ISKANDAR PUTERI, 16 May: The recently tanked Bandar Malaysia deal may have posed a loss for Johor but did not involve direct financial losses, said Mentri Besar Datuk Seri Mohamed Khaled Nordin.
Addressing the state assembly sitting, today, Mohamed Khaled said state investment arm Kumpulan Prasarana Rakyat Johor Sdn Bhd (KPRJ) did not inject any funds into the deal.
He said KPRJ which has an interest in Iskandar Waterfront Holdings (IWH) had not borne any monetary cost in the failed deal as all costs were borne by IWH- China Railway Engineering Corporation (CREC), the consortium which attempted to purchase a 60% stake in the Bandar Malaysia project.
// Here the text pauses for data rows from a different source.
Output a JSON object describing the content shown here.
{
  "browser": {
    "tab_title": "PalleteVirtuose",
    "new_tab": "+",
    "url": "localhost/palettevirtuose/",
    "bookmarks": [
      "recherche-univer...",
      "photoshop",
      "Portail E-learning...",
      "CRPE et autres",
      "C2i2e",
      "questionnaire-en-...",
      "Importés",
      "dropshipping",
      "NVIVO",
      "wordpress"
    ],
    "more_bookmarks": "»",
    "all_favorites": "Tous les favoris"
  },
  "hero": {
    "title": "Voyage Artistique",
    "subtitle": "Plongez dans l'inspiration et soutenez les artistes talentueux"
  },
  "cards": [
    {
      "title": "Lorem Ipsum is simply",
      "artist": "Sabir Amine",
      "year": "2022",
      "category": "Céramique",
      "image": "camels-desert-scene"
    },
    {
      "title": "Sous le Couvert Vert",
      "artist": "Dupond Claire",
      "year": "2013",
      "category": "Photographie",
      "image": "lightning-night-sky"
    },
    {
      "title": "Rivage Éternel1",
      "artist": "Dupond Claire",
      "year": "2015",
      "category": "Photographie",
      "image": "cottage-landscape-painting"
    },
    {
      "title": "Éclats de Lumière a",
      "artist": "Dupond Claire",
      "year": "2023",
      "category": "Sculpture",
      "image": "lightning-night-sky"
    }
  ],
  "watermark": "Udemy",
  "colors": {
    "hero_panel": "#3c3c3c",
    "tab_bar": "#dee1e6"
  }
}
“As such, the issue involving funds of RM1.78 billion and RM178 million deposits being linked to KPRJ is inaccurate and completely false,” he said.
He also pointed out that IWH did not incur any losses as the deal had stipulated that any deposits paid would be returned if the cancellation was due to failure to fulfill any agreed terms.
“There is no issue involving financial losses to IWH, KPRJ or the state government due to the cancellation of the project.
“The deposit payment had been returned to IWH-CREC on May 9,” he added during his winding-up speech, today.
On May 3, the Finance Ministry, which owns Bandar Malaysia, said the deal with the IWH-CREC consortium had been called off due to purported unfulfilled payment obligations.
Following this, Skudai assemblyman Dr Boo Cheng Hau filed an emergency motion to seek a debate on the potential impact of the botched deal on Johor and whether KPRJ got back what it paid in the deposit.
On another matter, Mohamed Khalid dismissed Opposition claims that individual holdings on Malay reserve land have lessened, stating that records have shown a yearly increase in land-hold.
Since 2008 to present, around 27,791.87 ha of Malay reserve land had been approved for residential and farming purposes.
He said in 2014, Malay reserve land ownership increase from 617 owners to 1,346 (2015), while an increase of 1,203 land owners was recorded last year.
— THE SUN